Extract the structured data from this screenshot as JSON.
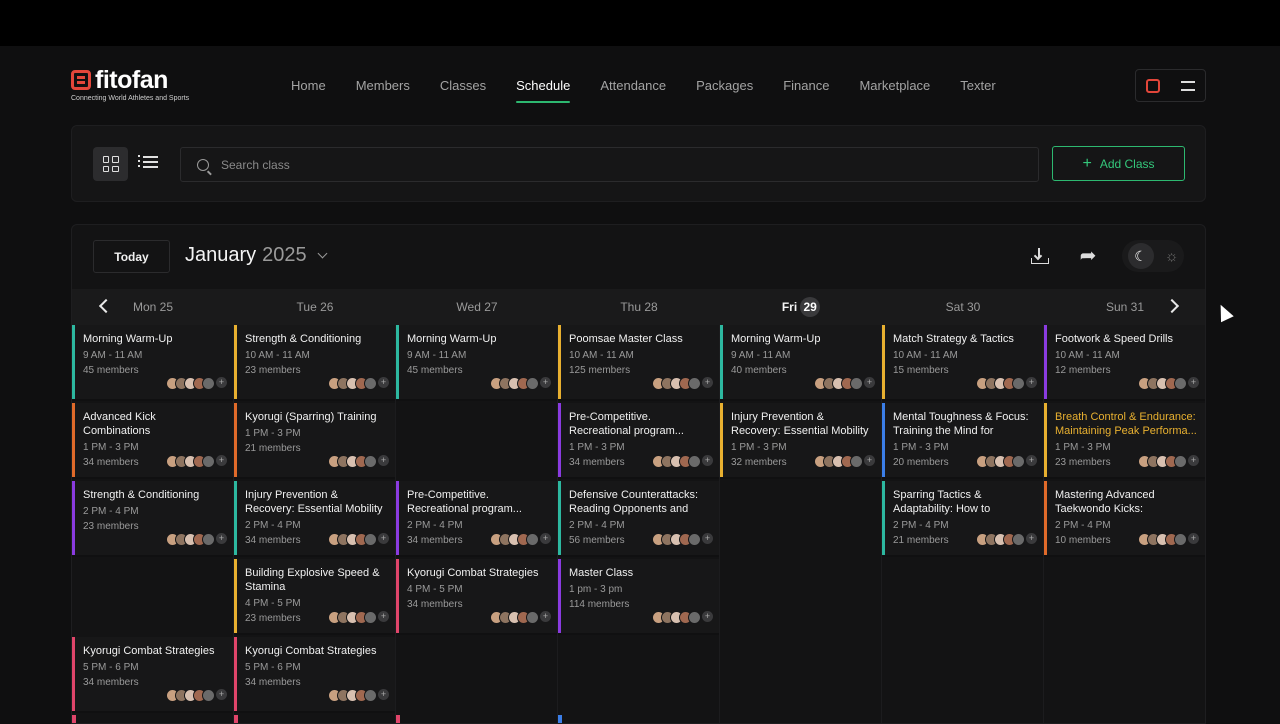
{
  "brand": {
    "name": "fitofan",
    "tagline": "Connecting World Athletes and Sports",
    "accent": "#2db870",
    "logo_color": "#e2463a"
  },
  "nav": [
    {
      "label": "Home"
    },
    {
      "label": "Members"
    },
    {
      "label": "Classes"
    },
    {
      "label": "Schedule",
      "active": true
    },
    {
      "label": "Attendance"
    },
    {
      "label": "Packages"
    },
    {
      "label": "Finance"
    },
    {
      "label": "Marketplace"
    },
    {
      "label": "Texter"
    }
  ],
  "toolbar": {
    "search_placeholder": "Search class",
    "add_label": "Add Class"
  },
  "calendar": {
    "today_label": "Today",
    "month": "January",
    "year": "2025",
    "days": [
      {
        "label": "Mon 25"
      },
      {
        "label": "Tue 26"
      },
      {
        "label": "Wed 27"
      },
      {
        "label": "Thu 28"
      },
      {
        "label": "Fri",
        "num": "29",
        "today": true
      },
      {
        "label": "Sat 30"
      },
      {
        "label": "Sun 31"
      }
    ],
    "columns": [
      [
        {
          "title": "Morning Warm-Up",
          "time": "9 AM - 11 AM",
          "members": "45 members",
          "color": "#2db8a0",
          "slot": 0
        },
        {
          "title": "Advanced Kick Combinations",
          "time": "1 PM - 3 PM",
          "members": "34 members",
          "color": "#e06a2a",
          "slot": 1
        },
        {
          "title": "Strength & Conditioning",
          "time": "2 PM - 4 PM",
          "members": "23 members",
          "color": "#8a3be0",
          "slot": 2
        },
        {
          "title": "Kyorugi Combat Strategies",
          "time": "5 PM - 6 PM",
          "members": "34 members",
          "color": "#e0456a",
          "slot": 4
        }
      ],
      [
        {
          "title": "Strength & Conditioning",
          "time": "10 AM - 11 AM",
          "members": "23 members",
          "color": "#e8b030",
          "slot": 0
        },
        {
          "title": "Kyorugi (Sparring) Training",
          "time": "1 PM - 3 PM",
          "members": "21 members",
          "color": "#e06a2a",
          "slot": 1
        },
        {
          "title": "Injury Prevention & Recovery: Essential Mobility and Stretc...",
          "time": "2 PM - 4 PM",
          "members": "34 members",
          "color": "#2db8a0",
          "slot": 2
        },
        {
          "title": "Building Explosive Speed & Stamina",
          "time": "4 PM - 5 PM",
          "members": "23 members",
          "color": "#e8b030",
          "slot": 3
        },
        {
          "title": "Kyorugi Combat Strategies",
          "time": "5 PM - 6 PM",
          "members": "34 members",
          "color": "#e0456a",
          "slot": 4
        }
      ],
      [
        {
          "title": "Morning Warm-Up",
          "time": "9 AM - 11 AM",
          "members": "45 members",
          "color": "#2db8a0",
          "slot": 0
        },
        {
          "title": "Pre-Competitive. Recreational program...",
          "time": "2 PM - 4 PM",
          "members": "34 members",
          "color": "#8a3be0",
          "slot": 2
        },
        {
          "title": "Kyorugi Combat Strategies",
          "time": "4 PM - 5 PM",
          "members": "34 members",
          "color": "#e0456a",
          "slot": 3
        }
      ],
      [
        {
          "title": "Poomsae Master Class",
          "time": "10 AM - 11 AM",
          "members": "125 members",
          "color": "#e8b030",
          "slot": 0
        },
        {
          "title": "Pre-Competitive. Recreational program...",
          "time": "1 PM - 3 PM",
          "members": "34 members",
          "color": "#8a3be0",
          "slot": 1
        },
        {
          "title": "Defensive Counterattacks: Reading Opponents and Rea...",
          "time": "2 PM - 4 PM",
          "members": "56 members",
          "color": "#2db8a0",
          "slot": 2
        },
        {
          "title": "Master Class",
          "time": "1 pm - 3 pm",
          "members": "114 members",
          "color": "#8a3be0",
          "slot": 3
        }
      ],
      [
        {
          "title": "Morning Warm-Up",
          "time": "9 AM - 11 AM",
          "members": "40 members",
          "color": "#2db8a0",
          "slot": 0
        },
        {
          "title": "Injury Prevention & Recovery: Essential Mobility and Stretc...",
          "time": "1 PM - 3 PM",
          "members": "32 members",
          "color": "#e8b030",
          "slot": 1
        }
      ],
      [
        {
          "title": "Match Strategy & Tactics",
          "time": "10 AM - 11 AM",
          "members": "15 members",
          "color": "#e8b030",
          "slot": 0
        },
        {
          "title": "Mental Toughness & Focus: Training the Mind for Compe...",
          "time": "1 PM - 3 PM",
          "members": "20 members",
          "color": "#3b7ee8",
          "slot": 1
        },
        {
          "title": "Sparring Tactics & Adaptability: How to Domina...",
          "time": "2 PM - 4 PM",
          "members": "21 members",
          "color": "#2db8a0",
          "slot": 2
        }
      ],
      [
        {
          "title": "Footwork & Speed Drills",
          "time": "10 AM - 11 AM",
          "members": "12 members",
          "color": "#8a3be0",
          "slot": 0
        },
        {
          "title": "Breath Control & Endurance: Maintaining Peak Performa...",
          "time": "1 PM - 3 PM",
          "members": "23 members",
          "color": "#e8b030",
          "slot": 1,
          "highlight": true
        },
        {
          "title": "Mastering Advanced Taekwondo Kicks: Precision,...",
          "time": "2 PM - 4 PM",
          "members": "10 members",
          "color": "#e06a2a",
          "slot": 2
        }
      ]
    ],
    "peek_colors": [
      "#e0456a",
      "#e0456a",
      "#e0456a",
      "#3b7ee8"
    ]
  }
}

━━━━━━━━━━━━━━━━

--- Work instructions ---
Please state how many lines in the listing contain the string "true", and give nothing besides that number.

--- Answer to this problem ---
3